Hello again from Jack and Jill in WA. As we look back through the diary it is great to be able to assure you that, no matter how many prospectors come and go around the old mining centres, no one gets all the gold!
When we last wrote, we had just set up our first camp, and spent a few hours swinging the detectors. Jill was still to unearth her first nugget.
This was not the first visit to this site, and we were quite surprised how many more small nuggets could be retrieved now with the latest Minelab GPX 5000 metal detectors. Over the years we have traded up each time a new machine was released. We have never been disappointed in the upgrade and have always been able to find enough gold to cover the changeover cost.

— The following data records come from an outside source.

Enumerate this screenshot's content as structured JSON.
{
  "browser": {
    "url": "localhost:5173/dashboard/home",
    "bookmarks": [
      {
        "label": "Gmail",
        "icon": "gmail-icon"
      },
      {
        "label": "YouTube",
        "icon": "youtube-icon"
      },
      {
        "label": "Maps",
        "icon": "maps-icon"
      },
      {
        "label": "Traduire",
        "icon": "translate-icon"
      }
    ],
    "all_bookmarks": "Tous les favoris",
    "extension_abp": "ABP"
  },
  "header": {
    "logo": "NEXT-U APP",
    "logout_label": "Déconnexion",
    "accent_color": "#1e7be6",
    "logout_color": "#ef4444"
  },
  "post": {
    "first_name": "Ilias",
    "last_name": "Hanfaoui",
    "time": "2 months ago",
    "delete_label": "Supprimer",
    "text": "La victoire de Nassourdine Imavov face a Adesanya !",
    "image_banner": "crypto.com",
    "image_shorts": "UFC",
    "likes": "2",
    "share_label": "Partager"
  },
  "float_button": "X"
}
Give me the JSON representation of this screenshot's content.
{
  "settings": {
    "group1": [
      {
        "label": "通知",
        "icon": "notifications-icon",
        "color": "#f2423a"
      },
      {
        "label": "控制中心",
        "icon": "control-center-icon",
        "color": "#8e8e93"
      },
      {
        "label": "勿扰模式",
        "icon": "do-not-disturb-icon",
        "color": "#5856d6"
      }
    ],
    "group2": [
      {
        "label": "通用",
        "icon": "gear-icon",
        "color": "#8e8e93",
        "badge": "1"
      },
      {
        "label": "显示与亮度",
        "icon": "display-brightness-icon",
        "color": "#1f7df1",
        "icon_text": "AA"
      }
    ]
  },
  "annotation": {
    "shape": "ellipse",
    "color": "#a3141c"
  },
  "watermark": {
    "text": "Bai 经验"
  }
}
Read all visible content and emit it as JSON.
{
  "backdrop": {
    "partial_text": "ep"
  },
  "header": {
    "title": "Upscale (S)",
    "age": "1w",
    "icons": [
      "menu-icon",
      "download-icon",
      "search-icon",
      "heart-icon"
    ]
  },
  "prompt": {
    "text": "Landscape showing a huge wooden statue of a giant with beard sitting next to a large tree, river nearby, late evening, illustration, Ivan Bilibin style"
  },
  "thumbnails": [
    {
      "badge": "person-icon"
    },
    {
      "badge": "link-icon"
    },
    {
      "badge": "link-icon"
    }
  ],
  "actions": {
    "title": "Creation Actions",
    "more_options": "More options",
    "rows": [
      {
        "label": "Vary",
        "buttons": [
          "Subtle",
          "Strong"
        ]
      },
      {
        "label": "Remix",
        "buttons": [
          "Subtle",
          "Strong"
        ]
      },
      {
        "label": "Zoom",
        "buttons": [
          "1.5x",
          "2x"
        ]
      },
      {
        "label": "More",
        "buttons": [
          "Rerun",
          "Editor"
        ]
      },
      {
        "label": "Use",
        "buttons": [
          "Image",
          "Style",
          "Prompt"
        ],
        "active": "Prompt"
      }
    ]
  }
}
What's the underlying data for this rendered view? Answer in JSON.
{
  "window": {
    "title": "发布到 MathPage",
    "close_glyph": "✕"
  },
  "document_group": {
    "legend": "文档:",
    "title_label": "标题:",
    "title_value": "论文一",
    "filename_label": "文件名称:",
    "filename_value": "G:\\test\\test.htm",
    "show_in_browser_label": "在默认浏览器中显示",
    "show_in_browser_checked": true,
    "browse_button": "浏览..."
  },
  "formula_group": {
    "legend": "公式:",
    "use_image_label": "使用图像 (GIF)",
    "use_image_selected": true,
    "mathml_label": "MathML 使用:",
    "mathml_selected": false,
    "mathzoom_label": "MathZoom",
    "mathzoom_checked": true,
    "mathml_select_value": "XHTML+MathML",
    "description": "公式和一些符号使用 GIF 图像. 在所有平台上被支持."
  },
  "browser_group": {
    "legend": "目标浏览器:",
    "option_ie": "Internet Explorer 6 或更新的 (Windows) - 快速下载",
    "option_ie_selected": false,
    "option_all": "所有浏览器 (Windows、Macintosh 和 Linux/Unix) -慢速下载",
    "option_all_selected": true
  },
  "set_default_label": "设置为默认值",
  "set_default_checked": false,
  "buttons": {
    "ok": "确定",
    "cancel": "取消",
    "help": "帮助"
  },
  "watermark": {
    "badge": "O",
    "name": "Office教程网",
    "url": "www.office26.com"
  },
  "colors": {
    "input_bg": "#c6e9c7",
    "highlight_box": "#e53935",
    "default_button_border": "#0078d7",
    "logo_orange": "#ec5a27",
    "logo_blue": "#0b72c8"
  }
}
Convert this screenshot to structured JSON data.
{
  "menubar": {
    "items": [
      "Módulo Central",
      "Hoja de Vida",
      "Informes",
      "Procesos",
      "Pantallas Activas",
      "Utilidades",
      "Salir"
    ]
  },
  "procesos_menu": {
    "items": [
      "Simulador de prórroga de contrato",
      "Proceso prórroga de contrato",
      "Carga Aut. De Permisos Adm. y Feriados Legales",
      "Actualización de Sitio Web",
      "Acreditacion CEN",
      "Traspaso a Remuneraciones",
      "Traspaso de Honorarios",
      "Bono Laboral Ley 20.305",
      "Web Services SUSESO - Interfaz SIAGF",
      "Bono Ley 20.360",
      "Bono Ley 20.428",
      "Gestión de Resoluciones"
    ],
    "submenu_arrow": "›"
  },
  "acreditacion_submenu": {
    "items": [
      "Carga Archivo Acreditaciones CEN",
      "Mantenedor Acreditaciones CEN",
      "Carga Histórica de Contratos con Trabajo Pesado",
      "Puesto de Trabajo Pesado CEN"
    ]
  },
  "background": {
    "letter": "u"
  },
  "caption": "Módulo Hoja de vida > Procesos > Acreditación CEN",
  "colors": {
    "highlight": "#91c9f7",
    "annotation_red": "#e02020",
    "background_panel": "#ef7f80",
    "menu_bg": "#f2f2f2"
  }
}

However, we know that not everyone has the same experience – there are so many factors influencing success – learning to master your detector, the amount of time you spend on the goldfields, using an appropriate coil for the situation, recognizing potential auriferous ground, and an element of sheer good luck! For us, each day produced something yellow, with the best daily tally being 25 “sub grammers” and a 6 gram nugget for Jill being the best find for that location. Incidentally, our friend camping in the same area dug down 35 cm for a half ounce piece we had missed amongst some of the small bits.
Adding to the enjoyment of our winter excursions has always been the outback scenery, and, at the second camping place, we decided to visit an advertised nature reserve, boasting outback accommodation in an old shed. However a severely eroded creek crossing presented a challenge Jack was not prepared to risk, even in a 4 wheel drive vehicle. “Plan B” soon presented itself as we explored various tracks, and came across a couple of old mineshafts and the remnants of an early miner’s camp, consisting of a fireplace and the usual paraphernalia left lying around. The surrounding area, with its gentle slopes, liberally scattered with quartz and ironstone rocks, looked likely ground for alluvial nuggets, and we decided to “swing the coil” for an hour before returning to the caravan. Except for the deep shafts, there was no evidence of gold having been found on these hills, so we were quite excited when Jill snagged a .2 gram piece in the first 10 minutes.
Although small and insignificant, it fuelled our enthusiasm, and Jack headed for the nearby creek and was soon rewarded with a number of nuggets in and around the gutter, including a 1 gram piece sitting exposed on a rock bar in the middle of the dry creek bed. Jill continued to work across the slope, regularly turning up small nuggets. The best find for the day weighed 4 grams.
This was indeed a memorable occasion!